**** Study material

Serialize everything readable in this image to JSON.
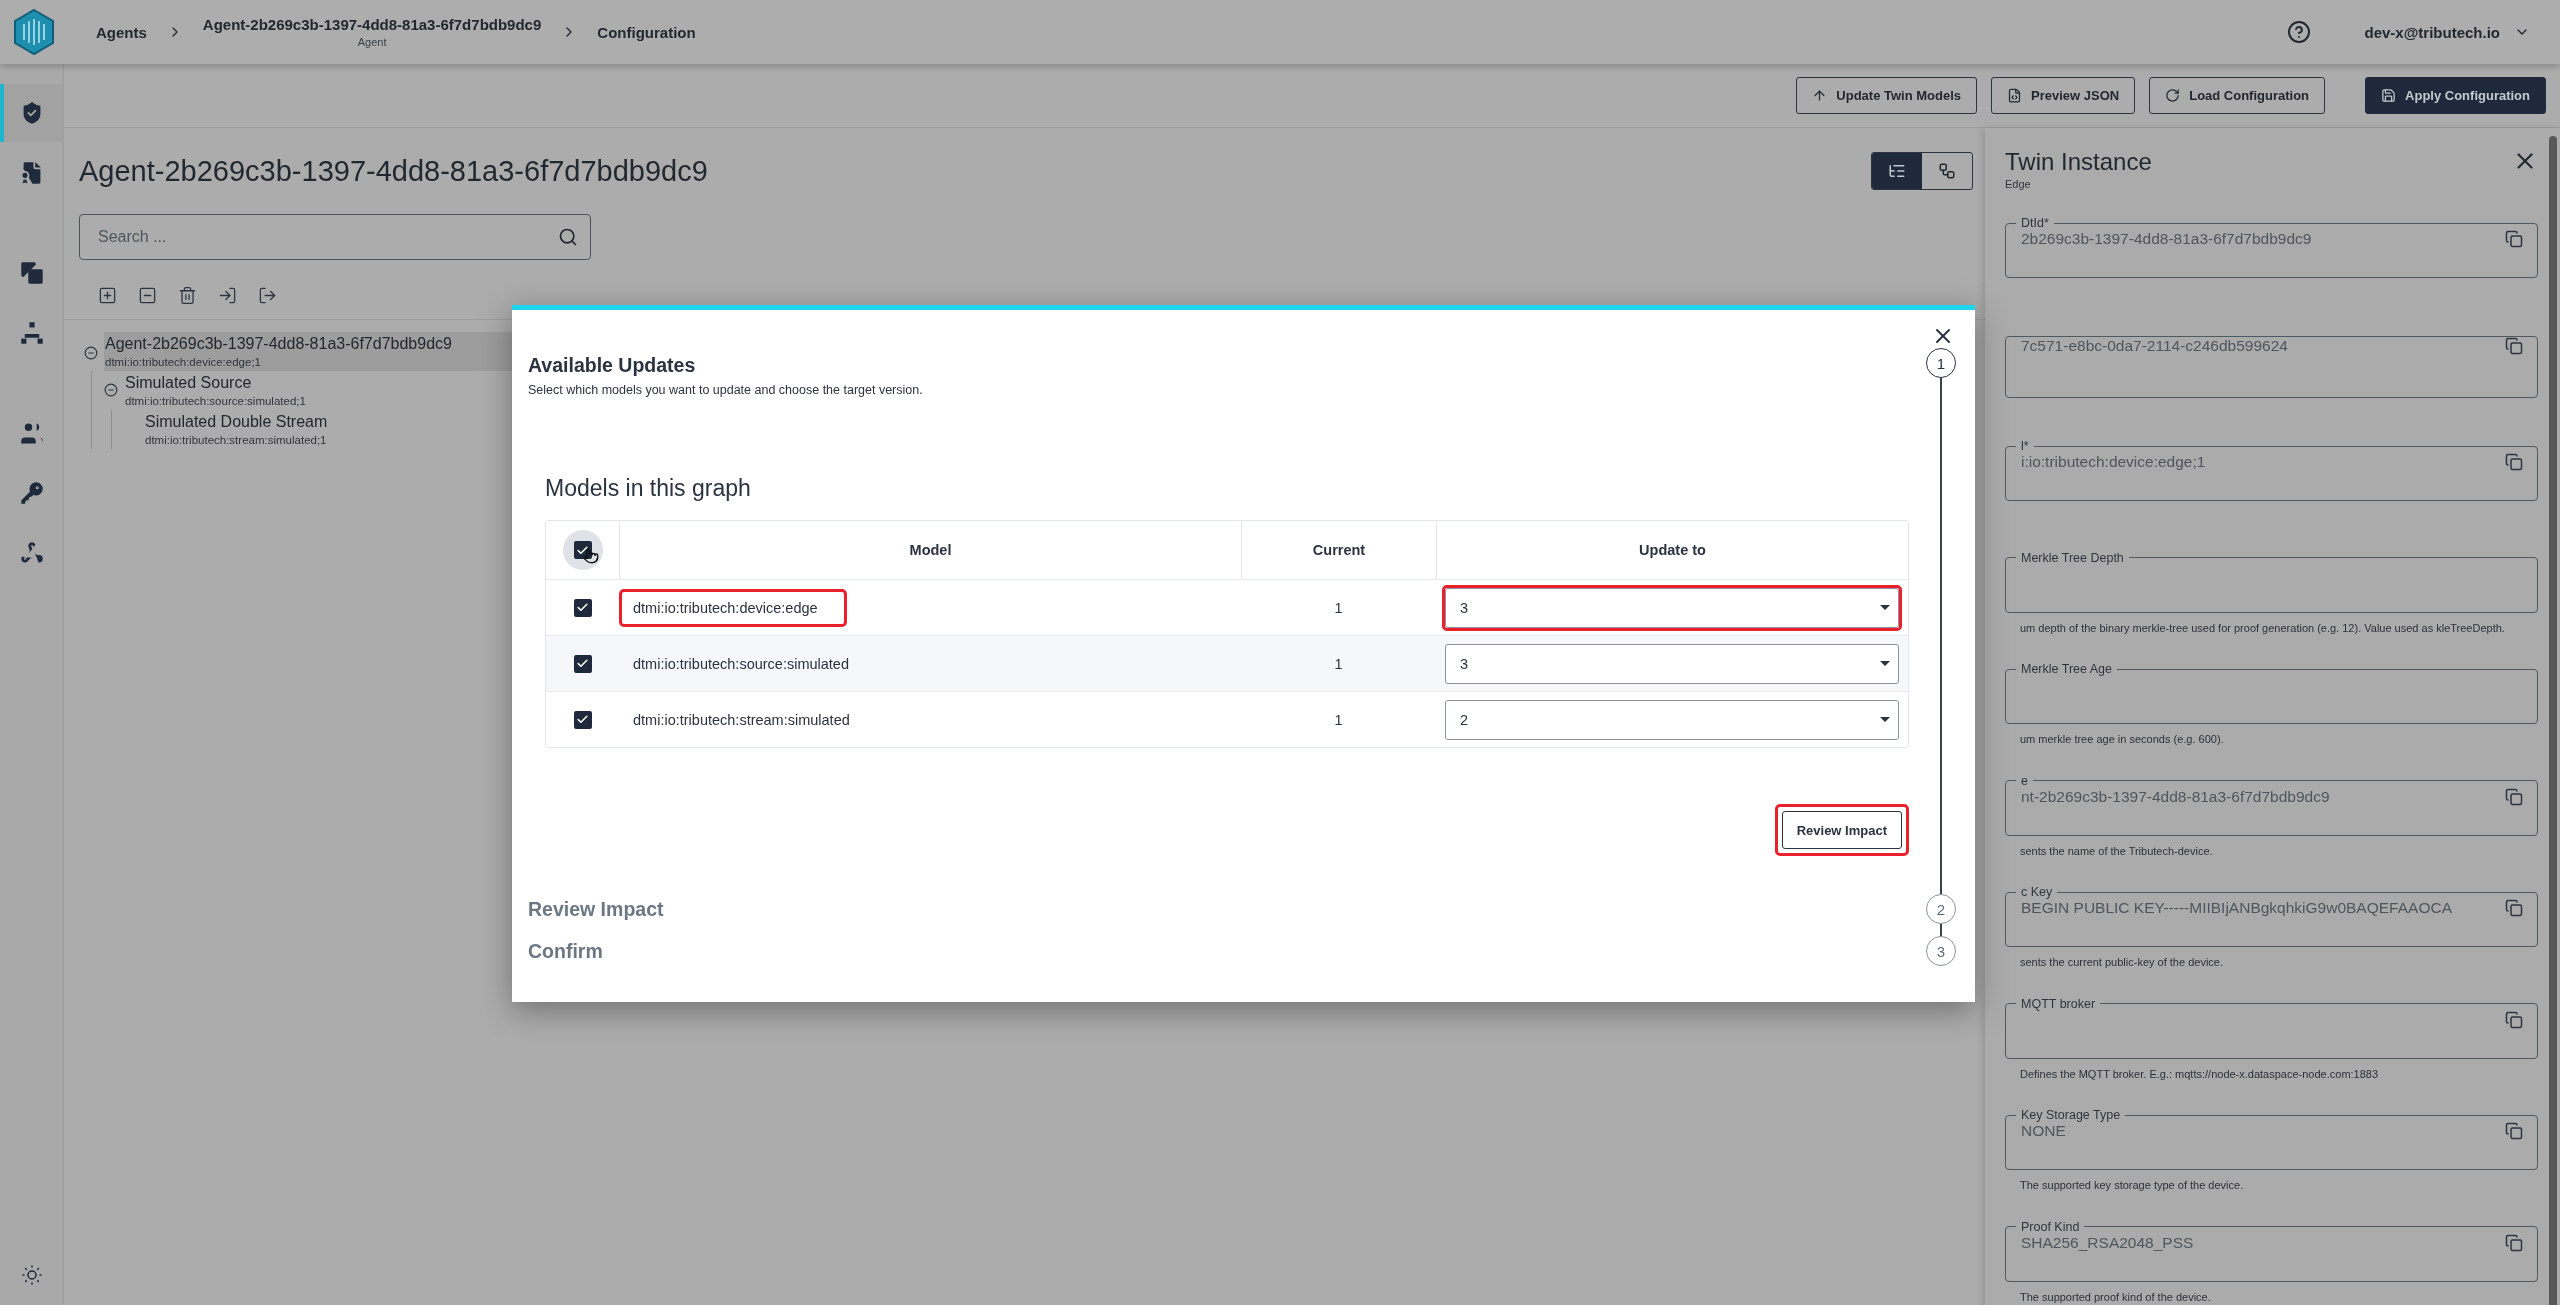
{
  "header": {
    "breadcrumbs": [
      {
        "label": "Agents"
      },
      {
        "label": "Agent-2b269c3b-1397-4dd8-81a3-6f7d7bdb9dc9",
        "sublabel": "Agent"
      },
      {
        "label": "Configuration"
      }
    ],
    "user": "dev-x@tributech.io"
  },
  "sidebar": {
    "items": [
      {
        "selected": true
      },
      {
        "selected": false
      },
      {
        "selected": false
      },
      {
        "selected": false
      },
      {
        "selected": false
      },
      {
        "selected": false
      },
      {
        "selected": false
      }
    ]
  },
  "toolbar": {
    "buttons": [
      {
        "label": "Update Twin Models",
        "kind": "outline"
      },
      {
        "label": "Preview JSON",
        "kind": "outline"
      },
      {
        "label": "Load Configuration",
        "kind": "outline"
      },
      {
        "label": "Apply Configuration",
        "kind": "primary"
      }
    ]
  },
  "content": {
    "title": "Agent-2b269c3b-1397-4dd8-81a3-6f7d7bdb9dc9",
    "search": {
      "placeholder": "Search ..."
    },
    "view_toggle": [
      {
        "selected": true
      },
      {
        "selected": false
      }
    ],
    "tree": [
      {
        "name": "Agent-2b269c3b-1397-4dd8-81a3-6f7d7bdb9dc9",
        "model": "dtmi:io:tributech:device:edge;1",
        "selected": true,
        "expanded": true,
        "children": [
          {
            "name": "Simulated Source",
            "model": "dtmi:io:tributech:source:simulated;1",
            "selected": false,
            "expanded": true,
            "children": [
              {
                "name": "Simulated Double Stream",
                "model": "dtmi:io:tributech:stream:simulated;1",
                "selected": false,
                "expanded": false
              }
            ]
          }
        ]
      }
    ]
  },
  "panel": {
    "title": "Twin Instance",
    "subtitle": "Edge",
    "fields": [
      {
        "label": "DtId*",
        "value": "2b269c3b-1397-4dd8-81a3-6f7d7bdb9dc9",
        "copyable": true
      },
      {
        "value": "7c571-e8bc-0da7-2114-c246db599624",
        "copyable": true
      },
      {
        "label": "l*",
        "value": "i:io:tributech:device:edge;1",
        "copyable": true
      },
      {
        "label": "Merkle Tree Depth",
        "helper": "um depth of the binary merkle-tree used for proof generation (e.g. 12). Value used as kleTreeDepth.",
        "copyable": false
      },
      {
        "label": "Merkle Tree Age",
        "helper": "um merkle tree age in seconds (e.g. 600).",
        "copyable": false
      },
      {
        "label": "e",
        "value": "nt-2b269c3b-1397-4dd8-81a3-6f7d7bdb9dc9",
        "helper": "sents the name of the Tributech-device.",
        "copyable": true
      },
      {
        "label": "c Key",
        "value": "BEGIN PUBLIC KEY-----MIIBIjANBgkqhkiG9w0BAQEFAAOCA",
        "helper": "sents the current public-key of the device.",
        "copyable": true
      },
      {
        "label": "MQTT broker",
        "helper": "Defines the MQTT broker. E.g.: mqtts://node-x.dataspace-node.com:1883",
        "copyable": true
      },
      {
        "label": "Key Storage Type",
        "value": "NONE",
        "helper": "The supported key storage type of the device.",
        "copyable": true
      },
      {
        "label": "Proof Kind",
        "value": "SHA256_RSA2048_PSS",
        "helper": "The supported proof kind of the device.",
        "copyable": true
      }
    ]
  },
  "dialog": {
    "steps": [
      {
        "number": "1",
        "title": "Available Updates",
        "subtitle": "Select which models you want to update and choose the target version.",
        "active": true
      },
      {
        "number": "2",
        "title": "Review Impact",
        "active": false
      },
      {
        "number": "3",
        "title": "Confirm",
        "active": false
      }
    ],
    "section_title": "Models in this graph",
    "table": {
      "all_checked": true,
      "columns": [
        "Model",
        "Current",
        "Update to"
      ],
      "rows": [
        {
          "checked": true,
          "model": "dtmi:io:tributech:device:edge",
          "current": "1",
          "update_to": "3",
          "highlighted": true
        },
        {
          "checked": true,
          "model": "dtmi:io:tributech:source:simulated",
          "current": "1",
          "update_to": "3",
          "highlighted": false
        },
        {
          "checked": true,
          "model": "dtmi:io:tributech:stream:simulated",
          "current": "1",
          "update_to": "2",
          "highlighted": false
        }
      ]
    },
    "next_button": {
      "label": "Review Impact",
      "highlighted": true
    }
  }
}
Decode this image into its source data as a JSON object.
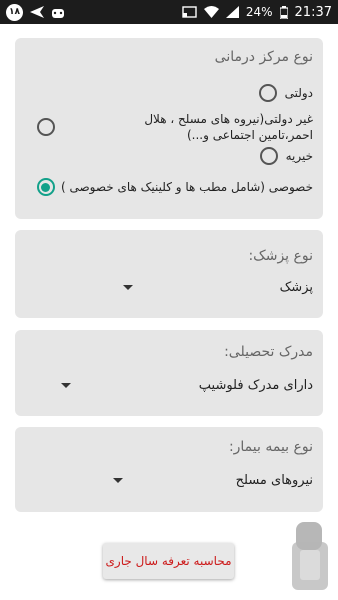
{
  "status_bar": {
    "badge": "۱۸",
    "battery": "24%",
    "time": "21:37"
  },
  "center_type": {
    "title": "نوع مرکز درمانی",
    "options": [
      {
        "label": "دولتی",
        "checked": false
      },
      {
        "label": "غیر دولتی(نیروه های مسلح ، هلال احمر،تامین اجتماعی و...)",
        "checked": false
      },
      {
        "label": "خیریه",
        "checked": false
      },
      {
        "label": "خصوصی (شامل مطب ها و کلینیک های خصوصی )",
        "checked": true
      }
    ]
  },
  "doctor_type": {
    "title": "نوع پزشک:",
    "selected": "پزشک"
  },
  "degree": {
    "title": "مدرک تحصیلی:",
    "selected": "دارای مدرک فلوشیپ"
  },
  "insurance": {
    "title": "نوع بیمه بیمار:",
    "selected": "نیروهای مسلح"
  },
  "calc_button": {
    "label": "محاسبه تعرفه سال جاری"
  },
  "colors": {
    "accent": "#13a18a",
    "button_text": "#cc1a1a",
    "card_bg": "#e6e6e6"
  }
}
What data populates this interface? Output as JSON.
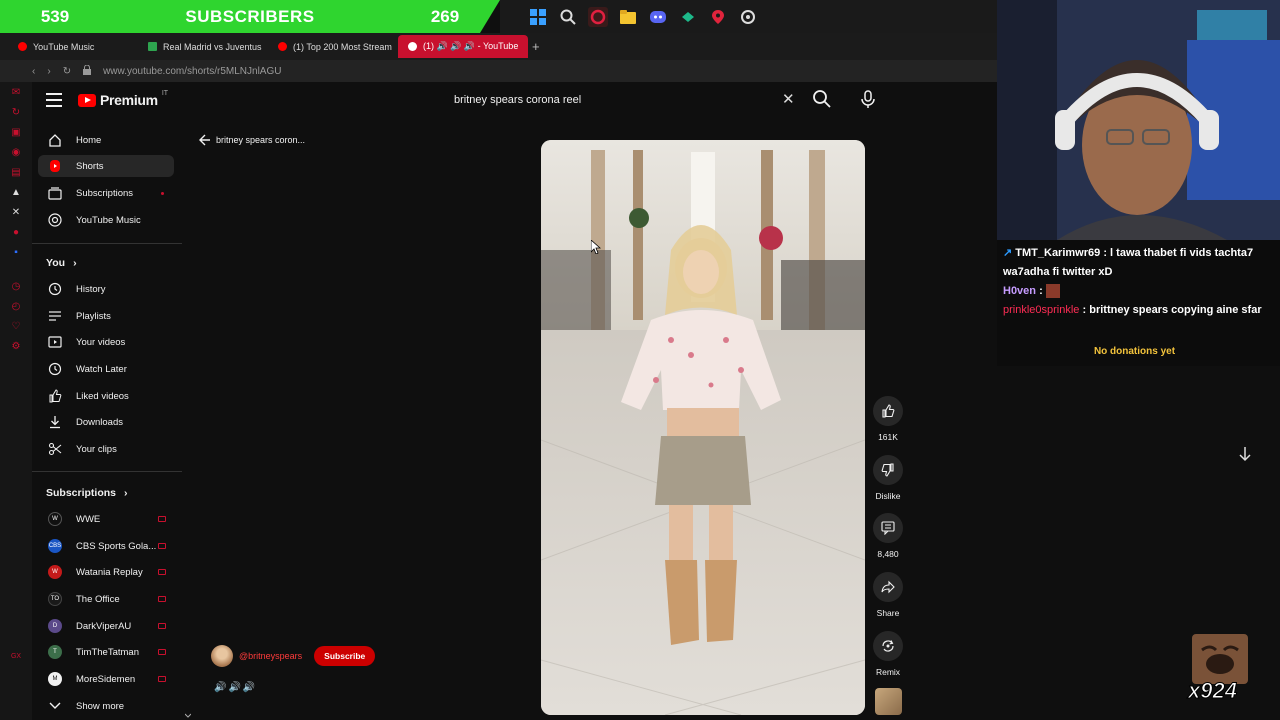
{
  "overlay": {
    "sub_left": "539",
    "sub_title": "SUBSCRIBERS",
    "sub_right": "269",
    "emote_text": "x924"
  },
  "browser": {
    "tabs": [
      {
        "label": "YouTube Music",
        "color": "#ff0000"
      },
      {
        "label": "Real Madrid vs Juventus",
        "color": "#2ea44f"
      },
      {
        "label": "(1) Top 200 Most Stream",
        "color": "#ff0000"
      },
      {
        "label": "(1) 🔊 🔊 🔊 - YouTube",
        "color": "#ffffff"
      }
    ],
    "url": "www.youtube.com/shorts/r5MLNJnlAGU"
  },
  "header": {
    "brand": "Premium",
    "country": "IT",
    "search_query": "britney spears corona reel"
  },
  "guide": {
    "main": [
      {
        "label": "Home",
        "icon": "home-icon"
      },
      {
        "label": "Shorts",
        "icon": "shorts-icon"
      },
      {
        "label": "Subscriptions",
        "icon": "subscriptions-icon"
      },
      {
        "label": "YouTube Music",
        "icon": "youtube-music-icon"
      }
    ],
    "you_label": "You",
    "you": [
      {
        "label": "History",
        "icon": "history-icon"
      },
      {
        "label": "Playlists",
        "icon": "playlists-icon"
      },
      {
        "label": "Your videos",
        "icon": "your-videos-icon"
      },
      {
        "label": "Watch Later",
        "icon": "clock-icon"
      },
      {
        "label": "Liked videos",
        "icon": "thumbs-up-icon"
      },
      {
        "label": "Downloads",
        "icon": "download-icon"
      },
      {
        "label": "Your clips",
        "icon": "scissors-icon"
      }
    ],
    "subs_label": "Subscriptions",
    "channels": [
      {
        "label": "WWE",
        "color": "#111111"
      },
      {
        "label": "CBS Sports Gola...",
        "color": "#1a56c4"
      },
      {
        "label": "Watania Replay",
        "color": "#c41a1a"
      },
      {
        "label": "The Office",
        "color": "#1a1a1a"
      },
      {
        "label": "DarkViperAU",
        "color": "#5b4a8a"
      },
      {
        "label": "TimTheTatman",
        "color": "#3c6e4a"
      },
      {
        "label": "MoreSidemen",
        "color": "#f1f1f1"
      }
    ],
    "show_more": "Show more"
  },
  "short": {
    "title": "britney spears coron...",
    "channel": "@britneyspears",
    "subscribe": "Subscribe",
    "caption": "🔊🔊🔊",
    "actions": {
      "likes": "161K",
      "dislike": "Dislike",
      "comments": "8,480",
      "share": "Share",
      "remix": "Remix"
    }
  },
  "chat": {
    "lines": [
      {
        "name": "TMT_Karimwr69",
        "text": ": l tawa thabet fi vids tachta7 wa7adha fi twitter xD"
      },
      {
        "name": "H0ven",
        "text": ":"
      },
      {
        "name": "prinkle0sprinkle",
        "text": ": brittney spears copying aine sfar"
      }
    ],
    "donations": "No donations yet"
  }
}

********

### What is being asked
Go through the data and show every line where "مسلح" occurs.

### Answer to this problem
        "label": "غیر دولتی(نیروه های مسلح ، هلال احمر،تامین اجتماعی و...)",
    "selected": "نیروهای مسلح"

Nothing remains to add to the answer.